**Exercise aim**
Each entry listed below should be reproduced word for word.

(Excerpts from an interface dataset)
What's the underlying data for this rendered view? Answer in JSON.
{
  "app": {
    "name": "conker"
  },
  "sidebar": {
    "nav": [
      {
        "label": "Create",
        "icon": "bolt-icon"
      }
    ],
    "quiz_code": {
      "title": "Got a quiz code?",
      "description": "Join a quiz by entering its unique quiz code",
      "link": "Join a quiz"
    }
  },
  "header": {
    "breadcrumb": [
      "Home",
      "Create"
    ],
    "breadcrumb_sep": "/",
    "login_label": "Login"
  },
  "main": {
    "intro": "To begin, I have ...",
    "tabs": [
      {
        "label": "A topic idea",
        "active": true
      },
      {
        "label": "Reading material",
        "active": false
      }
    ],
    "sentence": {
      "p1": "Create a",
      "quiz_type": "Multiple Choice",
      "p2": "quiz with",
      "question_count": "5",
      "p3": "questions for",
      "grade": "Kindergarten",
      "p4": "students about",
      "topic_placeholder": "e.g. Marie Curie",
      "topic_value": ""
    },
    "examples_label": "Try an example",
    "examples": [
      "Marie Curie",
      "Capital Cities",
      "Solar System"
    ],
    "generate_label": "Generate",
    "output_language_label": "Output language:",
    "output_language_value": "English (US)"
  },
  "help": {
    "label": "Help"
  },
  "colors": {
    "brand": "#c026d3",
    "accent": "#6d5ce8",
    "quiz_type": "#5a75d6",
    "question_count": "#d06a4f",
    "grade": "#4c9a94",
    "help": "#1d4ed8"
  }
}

**Response to this exercise**
What's the underlying data for this rendered view? Answer in JSON.
{
  "app": {
    "name": "conker"
  },
  "sidebar": {
    "nav": [
      {
        "label": "Create",
        "icon": "bolt-icon"
      }
    ],
    "quiz_code": {
      "title": "Got a quiz code?",
      "description": "Join a quiz by entering its unique quiz code",
      "link": "Join a quiz"
    }
  },
  "header": {
    "breadcrumb": [
      "Home",
      "Create"
    ],
    "breadcrumb_sep": "/",
    "login_label": "Login"
  },
  "main": {
    "intro": "To begin, I have ...",
    "tabs": [
      {
        "label": "A topic idea",
        "active": true
      },
      {
        "label": "Reading material",
        "active": false
      }
    ],
    "sentence": {
      "p1": "Create a",
      "quiz_type": "Multiple Choice",
      "p2": "quiz with",
      "question_count": "5",
      "p3": "questions for",
      "grade": "Kindergarten",
      "p4": "students about",
      "topic_placeholder": "e.g. Marie Curie",
      "topic_value": ""
    },
    "examples_label": "Try an example",
    "examples": [
      "Marie Curie",
      "Capital Cities",
      "Solar System"
    ],
    "generate_label": "Generate",
    "output_language_label": "Output language:",
    "output_language_value": "English (US)"
  },
  "help": {
    "label": "Help"
  },
  "colors": {
    "brand": "#c026d3",
    "accent": "#6d5ce8",
    "quiz_type": "#5a75d6",
    "question_count": "#d06a4f",
    "grade": "#4c9a94",
    "help": "#1d4ed8"
  }
}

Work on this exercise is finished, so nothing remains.